Bykhav was mentioned for the first time in the fourteenth century sources. Bykhav was the center of goods of the Lithuanian Grand Hetman Jan Karol Chodkiewicz.
Thanks to him, from 1590 to 1619, a castle was constructed on the high bank of the Dnieper River. This castle became one of the most powerful fortresses in the east of the Rzeczpospolita. From 1621, the castle became the property of the Lithuanian Grand Hetman Lew Sapieha, who extended it. Also at that time, town fortifications were built. In 1648, during the Khmelnytsky Uprising, the castle resisted the Cossacks commanded by Harkusza. From 1654 to 1655, for 11 months, it was besieged by the Cossack Ataman Iwan Zołotareńka.
In 1659, the Muscovite army captured the fortress, yet already during the winter of 1660–1661, hetman Stefan Czarnecki recaptured the castle.

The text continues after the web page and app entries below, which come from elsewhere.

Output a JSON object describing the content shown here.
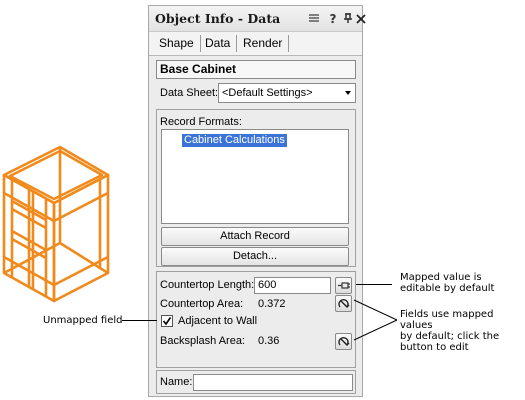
{
  "panel": {
    "title": "Object Info - Data",
    "tabs": [
      "Shape",
      "Data",
      "Render"
    ],
    "object_title": "Base Cabinet",
    "data_sheet": {
      "label": "Data Sheet:",
      "value": "<Default Settings>"
    },
    "record_formats": {
      "label": "Record Formats:",
      "items": [
        "Cabinet Calculations"
      ]
    },
    "attach_button": "Attach Record",
    "detach_button": "Detach...",
    "fields": [
      {
        "label": "Countertop Length:",
        "value": "600"
      },
      {
        "label": "Countertop Area:",
        "value": "0.372"
      },
      {
        "label": "Adjacent to Wall",
        "checked": true
      },
      {
        "label": "Backsplash Area:",
        "value": "0.36"
      }
    ],
    "name_label": "Name:",
    "name_value": ""
  },
  "annotations": {
    "unmapped": "Unmapped field",
    "mapped_editable": [
      "Mapped value is",
      "editable by default"
    ],
    "fields_mapped": [
      "Fields use mapped values",
      "by default; click the",
      "button to edit"
    ]
  },
  "colors": {
    "cabinet": "#f08a1c",
    "selection": "#3b73d6"
  },
  "icons": [
    "menu-icon",
    "help-icon",
    "pin-icon",
    "close-icon",
    "edit-icon",
    "mapped-value-icon",
    "cabinet-graphic"
  ]
}
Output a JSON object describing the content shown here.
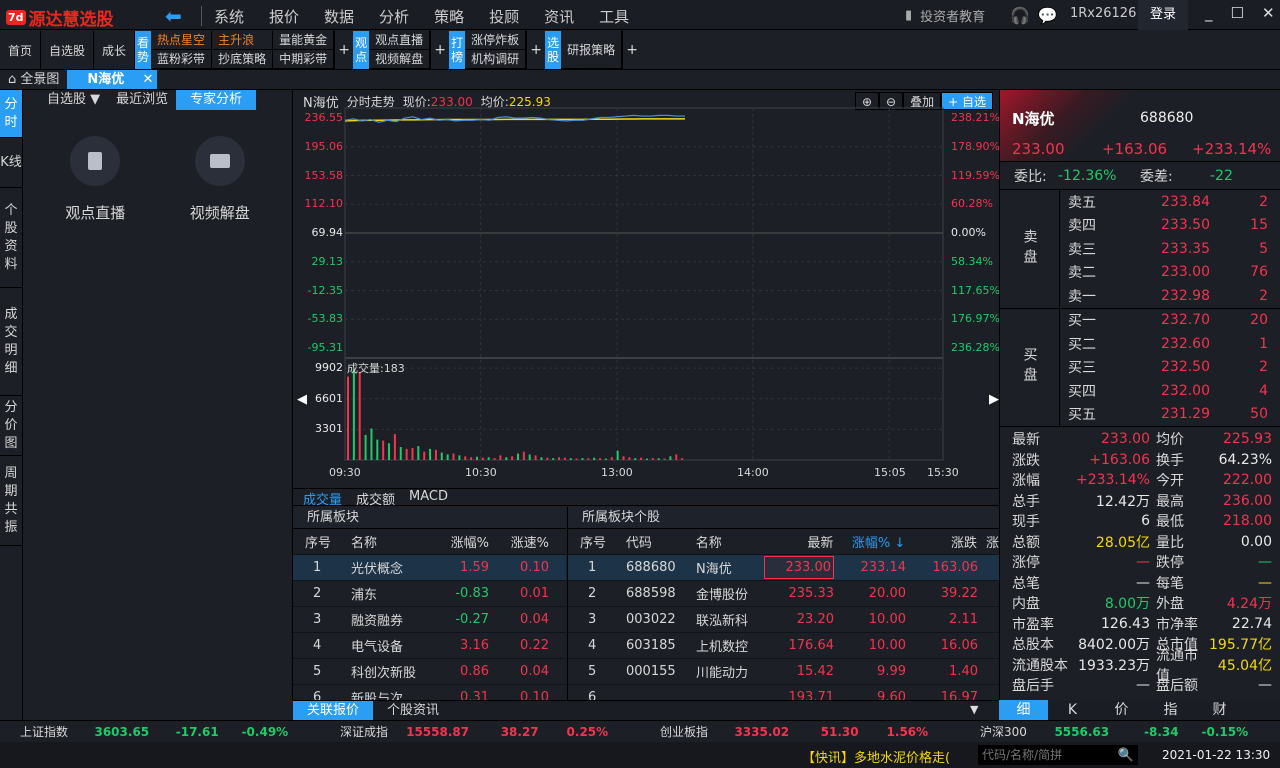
{
  "app": {
    "name": "源达慧选股",
    "logo_badge": "7d",
    "menu": [
      "系统",
      "报价",
      "数据",
      "分析",
      "策略",
      "投顾",
      "资讯",
      "工具"
    ],
    "edu": "投资者教育",
    "user_id": "1Rx26126",
    "login": "登录"
  },
  "toolbar": {
    "items": [
      "首页",
      "自选股",
      "成长"
    ],
    "groups": [
      {
        "tag": "看势",
        "cols": [
          [
            "热点星空",
            "蓝粉彩带"
          ],
          [
            "主升浪",
            "抄底策略"
          ],
          [
            "量能黄金",
            "中期彩带"
          ]
        ]
      },
      {
        "tag": "观点",
        "cols": [
          [
            "观点直播",
            "视频解盘"
          ]
        ]
      },
      {
        "tag": "打榜",
        "cols": [
          [
            "涨停炸板",
            "机构调研"
          ]
        ]
      },
      {
        "tag": "选股",
        "cols": [
          [
            "研报策略"
          ]
        ]
      }
    ]
  },
  "tabs": {
    "home": "全景图",
    "active": "N海优",
    "close": "✕"
  },
  "vtabs": [
    "分时",
    "K线",
    "个股资料",
    "成交明细",
    "分价图",
    "周期共振"
  ],
  "leftpanel": {
    "tabs": [
      "自选股 ▼",
      "最近浏览",
      "专家分析"
    ],
    "items": [
      "观点直播",
      "视频解盘"
    ]
  },
  "chart": {
    "name": "N海优",
    "mode": "分时走势",
    "price_label": "现价:",
    "price": "233.00",
    "avg_label": "均价:",
    "avg": "225.93",
    "btns": [
      "叠加",
      "+ 自选"
    ],
    "left_ticks": [
      "236.55",
      "195.06",
      "153.58",
      "112.10",
      "69.94",
      "29.13",
      "-12.35",
      "-53.83",
      "-95.31"
    ],
    "right_ticks": [
      "238.21%",
      "178.90%",
      "119.59%",
      "60.28%",
      "0.00%",
      "58.34%",
      "117.65%",
      "176.97%",
      "236.28%"
    ],
    "vol_label": "成交量:183",
    "vol_ticks": [
      "9902",
      "6601",
      "3301"
    ],
    "time_ticks": [
      "09:30",
      "10:30",
      "13:00",
      "14:00",
      "15:05",
      "15:30"
    ],
    "price_series": [
      229,
      231,
      228,
      230,
      226,
      229,
      227,
      232,
      234,
      230,
      232,
      229,
      230,
      228,
      229,
      229,
      230,
      229,
      233,
      234,
      232,
      232,
      233,
      232,
      230,
      229,
      228,
      229,
      229,
      231,
      233,
      233,
      234,
      235,
      236,
      235,
      235,
      236,
      236,
      235,
      235
    ],
    "avg_series": [
      228,
      228.5,
      228.8,
      229,
      229,
      229.2,
      229.3,
      229.5,
      229.6,
      229.7,
      229.8,
      229.9,
      230,
      230,
      230,
      230,
      230,
      230,
      230.1,
      230.2,
      230.2,
      230.3,
      230.3,
      230.3,
      230.3,
      230.3,
      230.3,
      230.3,
      230.3,
      230.4,
      230.5,
      230.5,
      230.6,
      230.7,
      230.8,
      230.9,
      231,
      231,
      231,
      231,
      231
    ],
    "volume_series": [
      9000,
      9800,
      9500,
      2700,
      3400,
      2200,
      2100,
      1800,
      2800,
      1400,
      1200,
      1300,
      1500,
      900,
      1200,
      1100,
      800,
      600,
      700,
      500,
      400,
      300,
      350,
      250,
      300,
      200,
      500,
      300,
      400,
      700,
      900,
      600,
      500,
      300,
      250,
      200,
      300,
      250,
      200,
      150,
      200,
      180,
      250,
      200,
      150,
      300,
      1000,
      400,
      300,
      200,
      250,
      150,
      200,
      180,
      150,
      400,
      600,
      200
    ],
    "volume_colors": "rgrgggrgrgrrgrgrggrgrrgrgrrgrgrgrgrgrrgrgrgrgrgrrgrgrgrgr",
    "colors": {
      "price_line": "#4a90e2",
      "avg_line": "#f5d90a",
      "up": "#f2344e",
      "down": "#1fca6a"
    }
  },
  "ctabs": [
    "成交量",
    "成交额",
    "MACD"
  ],
  "sector": {
    "title": "所属板块",
    "headers": [
      "序号",
      "名称",
      "涨幅%",
      "涨速%"
    ],
    "rows": [
      [
        "1",
        "光伏概念",
        "1.59",
        "0.10"
      ],
      [
        "2",
        "浦东",
        "-0.83",
        "0.01"
      ],
      [
        "3",
        "融资融券",
        "-0.27",
        "0.04"
      ],
      [
        "4",
        "电气设备",
        "3.16",
        "0.22"
      ],
      [
        "5",
        "科创次新股",
        "0.86",
        "0.04"
      ],
      [
        "6",
        "新股与次",
        "0.31",
        "0.10"
      ]
    ]
  },
  "stocks": {
    "title": "所属板块个股",
    "headers": [
      "序号",
      "代码",
      "名称",
      "最新",
      "涨幅% ↓",
      "涨跌",
      "涨"
    ],
    "rows": [
      [
        "1",
        "688680",
        "N海优",
        "233.00",
        "233.14",
        "163.06"
      ],
      [
        "2",
        "688598",
        "金博股份",
        "235.33",
        "20.00",
        "39.22"
      ],
      [
        "3",
        "003022",
        "联泓新科",
        "23.20",
        "10.00",
        "2.11"
      ],
      [
        "4",
        "603185",
        "上机数控",
        "176.64",
        "10.00",
        "16.06"
      ],
      [
        "5",
        "000155",
        "川能动力",
        "15.42",
        "9.99",
        "1.40"
      ],
      [
        "6",
        "",
        "",
        "193.71",
        "9.60",
        "16.97"
      ]
    ]
  },
  "btabs": [
    "关联报价",
    "个股资讯"
  ],
  "quote": {
    "name": "N海优",
    "code": "688680",
    "price": "233.00",
    "change": "+163.06",
    "pct": "+233.14%",
    "wb_label": "委比:",
    "wb": "-12.36%",
    "wc_label": "委差:",
    "wc": "-22",
    "sell_label": "卖盘",
    "buy_label": "买盘",
    "sell": [
      [
        "卖五",
        "233.84",
        "2"
      ],
      [
        "卖四",
        "233.50",
        "15"
      ],
      [
        "卖三",
        "233.35",
        "5"
      ],
      [
        "卖二",
        "233.00",
        "76"
      ],
      [
        "卖一",
        "232.98",
        "2"
      ]
    ],
    "buy": [
      [
        "买一",
        "232.70",
        "20"
      ],
      [
        "买二",
        "232.60",
        "1"
      ],
      [
        "买三",
        "232.50",
        "2"
      ],
      [
        "买四",
        "232.00",
        "4"
      ],
      [
        "买五",
        "231.29",
        "50"
      ]
    ],
    "stats": [
      [
        "最新",
        "233.00",
        "red",
        "均价",
        "225.93",
        "red"
      ],
      [
        "涨跌",
        "+163.06",
        "red",
        "换手",
        "64.23%",
        "white"
      ],
      [
        "涨幅",
        "+233.14%",
        "red",
        "今开",
        "222.00",
        "red"
      ],
      [
        "总手",
        "12.42万",
        "white",
        "最高",
        "236.00",
        "red"
      ],
      [
        "现手",
        "6",
        "white",
        "最低",
        "218.00",
        "red"
      ],
      [
        "总额",
        "28.05亿",
        "yellow",
        "量比",
        "0.00",
        "white"
      ],
      [
        "涨停",
        "—",
        "red",
        "跌停",
        "—",
        "green"
      ],
      [
        "总笔",
        "—",
        "white",
        "每笔",
        "—",
        "yellow"
      ],
      [
        "内盘",
        "8.00万",
        "green",
        "外盘",
        "4.24万",
        "red"
      ],
      [
        "市盈率",
        "126.43",
        "white",
        "市净率",
        "22.74",
        "white"
      ],
      [
        "总股本",
        "8402.00万",
        "white",
        "总市值",
        "195.77亿",
        "yellow"
      ],
      [
        "流通股本",
        "1933.23万",
        "white",
        "流通市值",
        "45.04亿",
        "yellow"
      ],
      [
        "盘后手",
        "—",
        "white",
        "盘后额",
        "—",
        "white"
      ]
    ],
    "tabs": [
      "细",
      "K",
      "价",
      "指",
      "财"
    ]
  },
  "status": [
    [
      "上证指数",
      "3603.65",
      "-17.61",
      "-0.49%",
      "green"
    ],
    [
      "深证成指",
      "15558.87",
      "38.27",
      "0.25%",
      "red"
    ],
    [
      "创业板指",
      "3335.02",
      "51.30",
      "1.56%",
      "red"
    ],
    [
      "沪深300",
      "5556.63",
      "-8.34",
      "-0.15%",
      "green"
    ]
  ],
  "footer": {
    "news": "【快讯】多地水泥价格走(",
    "search_placeholder": "代码/名称/简拼",
    "datetime": "2021-01-22 13:30"
  }
}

From 1703, the castles became the property of the Grand Hetman of the Crown Kazimierz Sapieha. At the beginning of the eighteenth century and then again in the nineteenth century, the castle was remodeled in the style of a brick-built Baroque mansion.
In 1772, after the first partition of Poland, Bykhav was annexed into the Russian Empire. The town administratively belonged to Starobychowski County[1.1]. From 1919, the town became a part of the Byelorussian Soviet Socialist Republic.

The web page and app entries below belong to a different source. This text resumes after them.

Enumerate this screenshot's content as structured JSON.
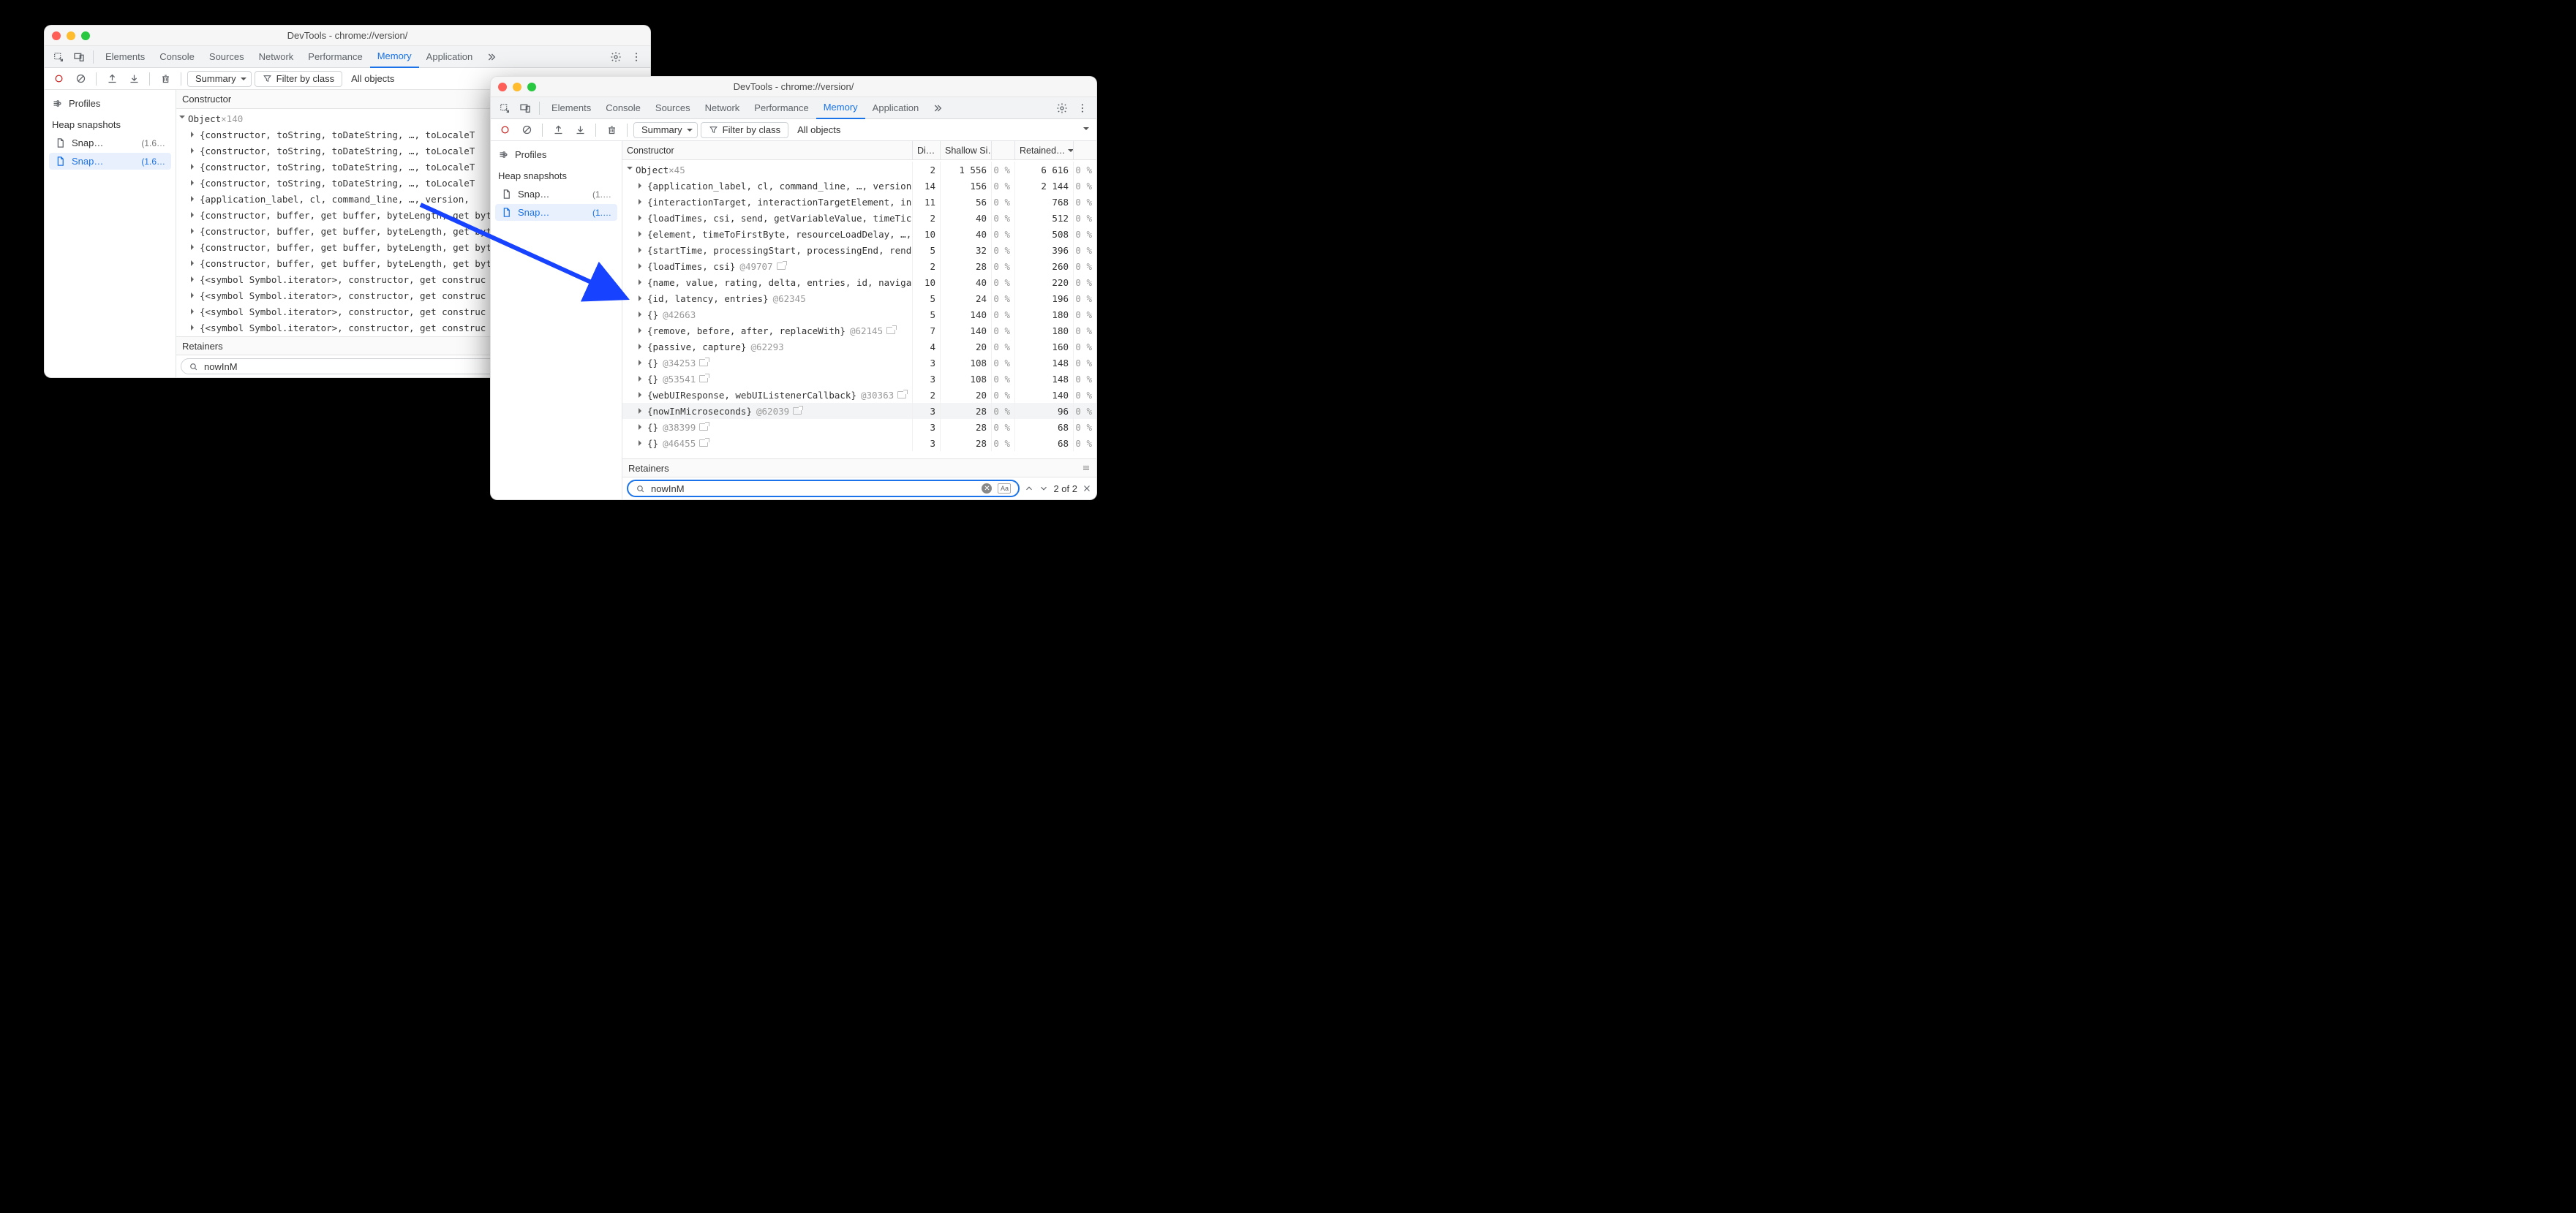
{
  "window_title": "DevTools - chrome://version/",
  "panel_tabs": [
    "Elements",
    "Console",
    "Sources",
    "Network",
    "Performance",
    "Memory",
    "Application"
  ],
  "active_panel": "Memory",
  "toolbar": {
    "summary": "Summary",
    "filter_label": "Filter by class",
    "all_objects": "All objects"
  },
  "sidebar": {
    "profiles": "Profiles",
    "heap_snapshots": "Heap snapshots",
    "snapshots": [
      {
        "name": "Snap…",
        "meta": "(1.6…",
        "selected": false
      },
      {
        "name": "Snap…",
        "meta": "(1.6…",
        "selected": true
      }
    ]
  },
  "sidebar2": {
    "snapshots": [
      {
        "name": "Snap…",
        "meta": "(1.…",
        "selected": false
      },
      {
        "name": "Snap…",
        "meta": "(1.…",
        "selected": true
      }
    ]
  },
  "constructor_label": "Constructor",
  "retainers_label": "Retainers",
  "search_value": "nowInM",
  "search_match": "2 of 2",
  "win1": {
    "root": {
      "label": "Object",
      "count": "×140"
    },
    "rows": [
      "{constructor, toString, toDateString, …, toLocaleT",
      "{constructor, toString, toDateString, …, toLocaleT",
      "{constructor, toString, toDateString, …, toLocaleT",
      "{constructor, toString, toDateString, …, toLocaleT",
      "{application_label, cl, command_line, …, version, ",
      "{constructor, buffer, get buffer, byteLength, get byt",
      "{constructor, buffer, get buffer, byteLength, get byt",
      "{constructor, buffer, get buffer, byteLength, get byt",
      "{constructor, buffer, get buffer, byteLength, get byt",
      "{<symbol Symbol.iterator>, constructor, get construc",
      "{<symbol Symbol.iterator>, constructor, get construc",
      "{<symbol Symbol.iterator>, constructor, get construc",
      "{<symbol Symbol.iterator>, constructor, get construc"
    ]
  },
  "win2": {
    "cols": {
      "constructor": "Constructor",
      "distance": "Di…",
      "shallow": "Shallow Si…",
      "retained": "Retained…"
    },
    "root": {
      "label": "Object",
      "count": "×45",
      "dist": "2",
      "sh": "1 556",
      "sp": "0 %",
      "ret": "6 616",
      "rp": "0 %"
    },
    "rows": [
      {
        "txt": "{application_label, cl, command_line, …, version, v",
        "tag": "",
        "link": false,
        "dist": "14",
        "sh": "156",
        "sp": "0 %",
        "ret": "2 144",
        "rp": "0 %"
      },
      {
        "txt": "{interactionTarget, interactionTargetElement, interac",
        "tag": "",
        "link": false,
        "dist": "11",
        "sh": "56",
        "sp": "0 %",
        "ret": "768",
        "rp": "0 %"
      },
      {
        "txt": "{loadTimes, csi, send, getVariableValue, timeTicks}",
        "tag": "@",
        "link": false,
        "dist": "2",
        "sh": "40",
        "sp": "0 %",
        "ret": "512",
        "rp": "0 %"
      },
      {
        "txt": "{element, timeToFirstByte, resourceLoadDelay, …, el",
        "tag": "",
        "link": false,
        "dist": "10",
        "sh": "40",
        "sp": "0 %",
        "ret": "508",
        "rp": "0 %"
      },
      {
        "txt": "{startTime, processingStart, processingEnd, renderTim",
        "tag": "",
        "link": false,
        "dist": "5",
        "sh": "32",
        "sp": "0 %",
        "ret": "396",
        "rp": "0 %"
      },
      {
        "txt": "{loadTimes, csi}",
        "tag": "@49707",
        "link": true,
        "dist": "2",
        "sh": "28",
        "sp": "0 %",
        "ret": "260",
        "rp": "0 %"
      },
      {
        "txt": "{name, value, rating, delta, entries, id, navigationT",
        "tag": "",
        "link": false,
        "dist": "10",
        "sh": "40",
        "sp": "0 %",
        "ret": "220",
        "rp": "0 %"
      },
      {
        "txt": "{id, latency, entries}",
        "tag": "@62345",
        "link": false,
        "dist": "5",
        "sh": "24",
        "sp": "0 %",
        "ret": "196",
        "rp": "0 %"
      },
      {
        "txt": "{}",
        "tag": "@42663",
        "link": false,
        "dist": "5",
        "sh": "140",
        "sp": "0 %",
        "ret": "180",
        "rp": "0 %"
      },
      {
        "txt": "{remove, before, after, replaceWith}",
        "tag": "@62145",
        "link": true,
        "dist": "7",
        "sh": "140",
        "sp": "0 %",
        "ret": "180",
        "rp": "0 %"
      },
      {
        "txt": "{passive, capture}",
        "tag": "@62293",
        "link": false,
        "dist": "4",
        "sh": "20",
        "sp": "0 %",
        "ret": "160",
        "rp": "0 %"
      },
      {
        "txt": "{}",
        "tag": "@34253",
        "link": true,
        "dist": "3",
        "sh": "108",
        "sp": "0 %",
        "ret": "148",
        "rp": "0 %"
      },
      {
        "txt": "{}",
        "tag": "@53541",
        "link": true,
        "dist": "3",
        "sh": "108",
        "sp": "0 %",
        "ret": "148",
        "rp": "0 %"
      },
      {
        "txt": "{webUIResponse, webUIListenerCallback}",
        "tag": "@30363",
        "link": true,
        "dist": "2",
        "sh": "20",
        "sp": "0 %",
        "ret": "140",
        "rp": "0 %"
      },
      {
        "txt": "{nowInMicroseconds}",
        "tag": "@62039",
        "link": true,
        "hl": true,
        "dist": "3",
        "sh": "28",
        "sp": "0 %",
        "ret": "96",
        "rp": "0 %"
      },
      {
        "txt": "{}",
        "tag": "@38399",
        "link": true,
        "dist": "3",
        "sh": "28",
        "sp": "0 %",
        "ret": "68",
        "rp": "0 %"
      },
      {
        "txt": "{}",
        "tag": "@46455",
        "link": true,
        "dist": "3",
        "sh": "28",
        "sp": "0 %",
        "ret": "68",
        "rp": "0 %"
      }
    ]
  }
}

Since 1991, after the collapse of the Soviet Union, Bykhav has been located within the borders of independent Belarus. To the present day, of the original castle, the main trunk of the palace and defensive walls, as well as the old barracks and an angular tower, have survived. Nowadays, the castle is being used by an industrial plant.
- [1.1] Bychów, w: Słownik geograficzny Królestwa Polskiego i innych krajów słowiańskich, volume 1, red. F. Sulimierski, W. Walewski, Warsaw 1880, p. 489.